(Web page and app entries)
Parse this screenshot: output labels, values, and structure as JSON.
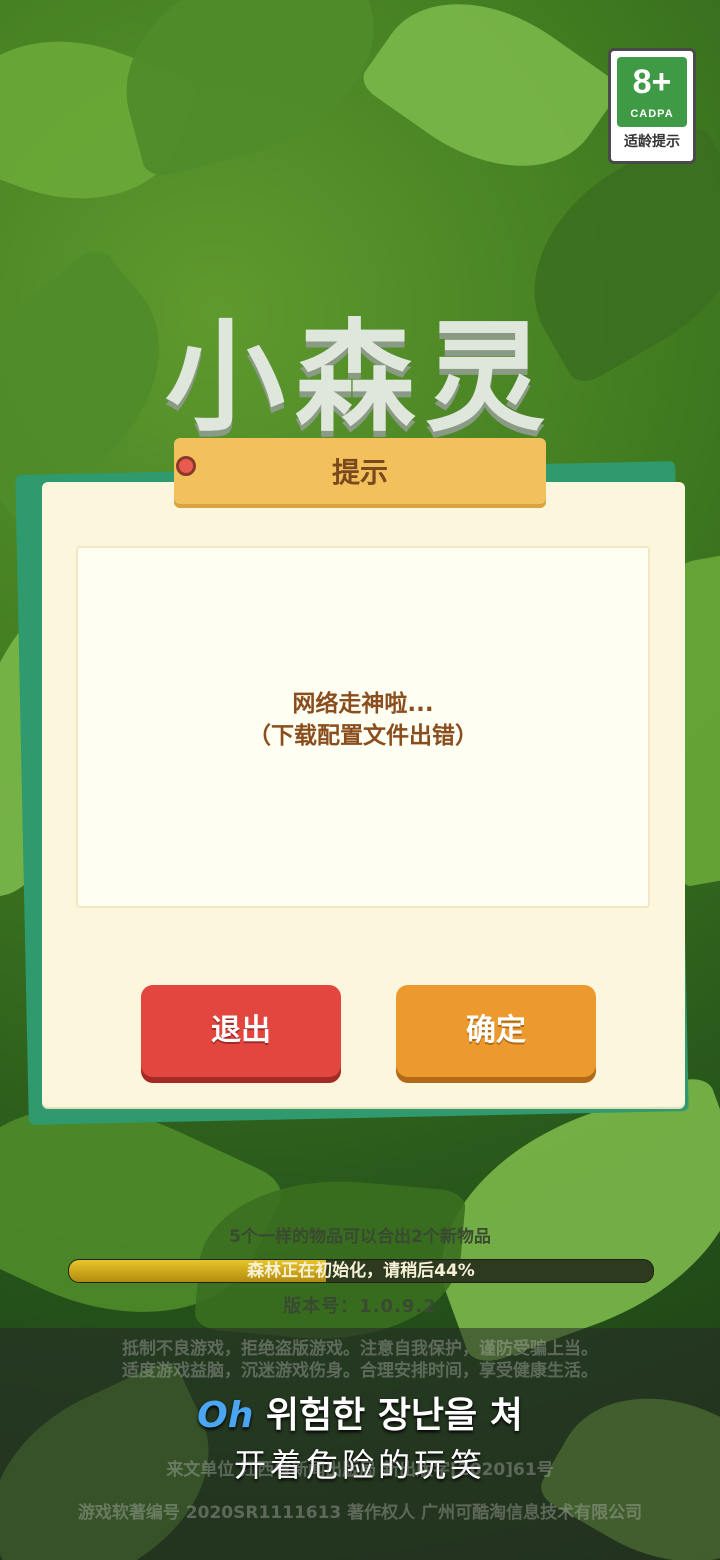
{
  "rating": {
    "age": "8+",
    "org": "CADPA",
    "hint": "适龄提示"
  },
  "game": {
    "logo_text": "小森灵"
  },
  "dialog": {
    "title": "提示",
    "message_line1": "网络走神啦...",
    "message_line2": "（下载配置文件出错）",
    "exit_label": "退出",
    "ok_label": "确定"
  },
  "loading": {
    "tip": "5个一样的物品可以合出2个新物品",
    "progress_text": "森林正在初始化，请稍后44%",
    "progress_fraction": 0.44,
    "version": "版本号：1.0.9.2"
  },
  "footer": {
    "notice_line1": "抵制不良游戏，拒绝盗版游戏。注意自我保护，谨防受骗上当。",
    "notice_line2": "适度游戏益脑，沉迷游戏伤身。合理安排时间，享受健康生活。",
    "publisher_line": "来文单位   江西省新闻出版局   新出版字[2020]61号",
    "copyright_line": "游戏软著编号 2020SR1111613 著作权人 广州可酷淘信息技术有限公司"
  },
  "subtitle": {
    "line1_highlight": "Oh",
    "line1_rest": " 위험한 장난을 쳐",
    "line2": "开着危险的玩笑"
  },
  "colors": {
    "exit_button": "#e2463f",
    "ok_button": "#ec9a2e",
    "dialog_bg": "#fbf6dc",
    "title_tag": "#f2c15b",
    "rating_green": "#3f9a45"
  }
}
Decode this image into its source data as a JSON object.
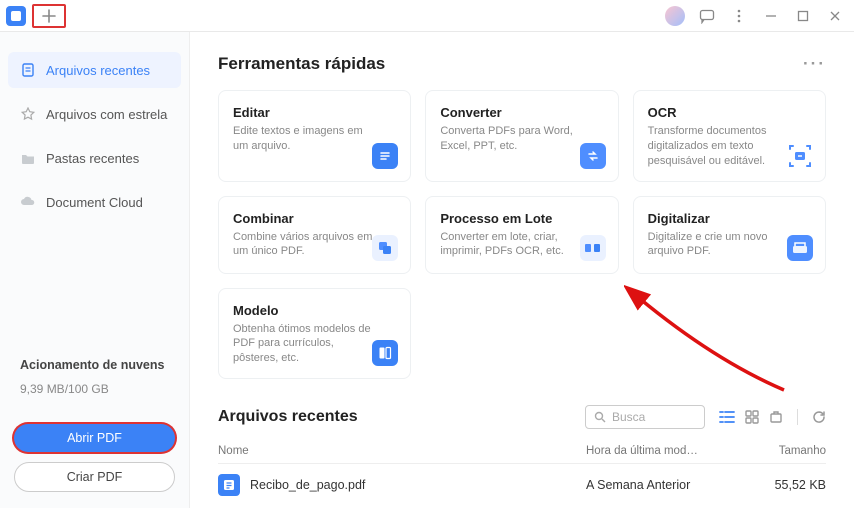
{
  "sidebar": {
    "items": [
      {
        "label": "Arquivos recentes"
      },
      {
        "label": "Arquivos com estrela"
      },
      {
        "label": "Pastas recentes"
      },
      {
        "label": "Document Cloud"
      }
    ],
    "cloud": {
      "title": "Acionamento de nuvens",
      "usage": "9,39 MB/100 GB"
    },
    "open_pdf": "Abrir PDF",
    "create_pdf": "Criar PDF"
  },
  "main": {
    "tools_title": "Ferramentas rápidas",
    "cards": [
      {
        "title": "Editar",
        "sub": "Edite textos e imagens em um arquivo."
      },
      {
        "title": "Converter",
        "sub": "Converta PDFs para Word, Excel, PPT, etc."
      },
      {
        "title": "OCR",
        "sub": "Transforme documentos digitalizados em texto pesquisável ou editável."
      },
      {
        "title": "Combinar",
        "sub": "Combine vários arquivos em um único PDF."
      },
      {
        "title": "Processo em Lote",
        "sub": "Converter em lote, criar, imprimir, PDFs OCR, etc."
      },
      {
        "title": "Digitalizar",
        "sub": "Digitalize e crie um novo arquivo PDF."
      },
      {
        "title": "Modelo",
        "sub": "Obtenha ótimos modelos de PDF para currículos, pôsteres, etc."
      }
    ],
    "recent_title": "Arquivos recentes",
    "search_placeholder": "Busca",
    "columns": {
      "name": "Nome",
      "date": "Hora da última mod…",
      "size": "Tamanho"
    },
    "files": [
      {
        "name": "Recibo_de_pago.pdf",
        "date": "A Semana Anterior",
        "size": "55,52 KB"
      }
    ]
  }
}
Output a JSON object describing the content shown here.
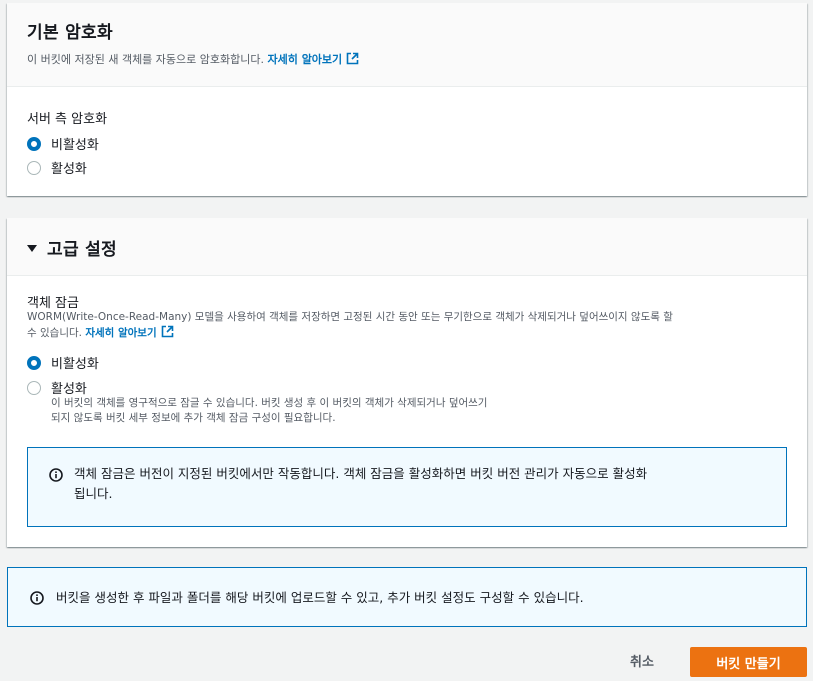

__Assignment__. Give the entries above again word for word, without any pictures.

__Response area__.
Parse this screenshot: output labels, values, and structure as JSON.
{
  "rating": {
    "age": "8+",
    "org": "CADPA",
    "hint": "适龄提示"
  },
  "game": {
    "logo_text": "小森灵"
  },
  "dialog": {
    "title": "提示",
    "message_line1": "网络走神啦...",
    "message_line2": "（下载配置文件出错）",
    "exit_label": "退出",
    "ok_label": "确定"
  },
  "loading": {
    "tip": "5个一样的物品可以合出2个新物品",
    "progress_text": "森林正在初始化，请稍后44%",
    "progress_fraction": 0.44,
    "version": "版本号：1.0.9.2"
  },
  "footer": {
    "notice_line1": "抵制不良游戏，拒绝盗版游戏。注意自我保护，谨防受骗上当。",
    "notice_line2": "适度游戏益脑，沉迷游戏伤身。合理安排时间，享受健康生活。",
    "publisher_line": "来文单位   江西省新闻出版局   新出版字[2020]61号",
    "copyright_line": "游戏软著编号 2020SR1111613 著作权人 广州可酷淘信息技术有限公司"
  },
  "subtitle": {
    "line1_highlight": "Oh",
    "line1_rest": " 위험한 장난을 쳐",
    "line2": "开着危险的玩笑"
  },
  "colors": {
    "exit_button": "#e2463f",
    "ok_button": "#ec9a2e",
    "dialog_bg": "#fbf6dc",
    "title_tag": "#f2c15b",
    "rating_green": "#3f9a45"
  }
}
Decode this image into its source data as a JSON object.
{
  "sidebar": {
    "items": [
      {
        "label": "Arquivos recentes"
      },
      {
        "label": "Arquivos com estrela"
      },
      {
        "label": "Pastas recentes"
      },
      {
        "label": "Document Cloud"
      }
    ],
    "cloud": {
      "title": "Acionamento de nuvens",
      "usage": "9,39 MB/100 GB"
    },
    "open_pdf": "Abrir PDF",
    "create_pdf": "Criar PDF"
  },
  "main": {
    "tools_title": "Ferramentas rápidas",
    "cards": [
      {
        "title": "Editar",
        "sub": "Edite textos e imagens em um arquivo."
      },
      {
        "title": "Converter",
        "sub": "Converta PDFs para Word, Excel, PPT, etc."
      },
      {
        "title": "OCR",
        "sub": "Transforme documentos digitalizados em texto pesquisável ou editável."
      },
      {
        "title": "Combinar",
        "sub": "Combine vários arquivos em um único PDF."
      },
      {
        "title": "Processo em Lote",
        "sub": "Converter em lote, criar, imprimir, PDFs OCR, etc."
      },
      {
        "title": "Digitalizar",
        "sub": "Digitalize e crie um novo arquivo PDF."
      },
      {
        "title": "Modelo",
        "sub": "Obtenha ótimos modelos de PDF para currículos, pôsteres, etc."
      }
    ],
    "recent_title": "Arquivos recentes",
    "search_placeholder": "Busca",
    "columns": {
      "name": "Nome",
      "date": "Hora da última mod…",
      "size": "Tamanho"
    },
    "files": [
      {
        "name": "Recibo_de_pago.pdf",
        "date": "A Semana Anterior",
        "size": "55,52 KB"
      }
    ]
  }
}
Output a JSON object describing the content shown here.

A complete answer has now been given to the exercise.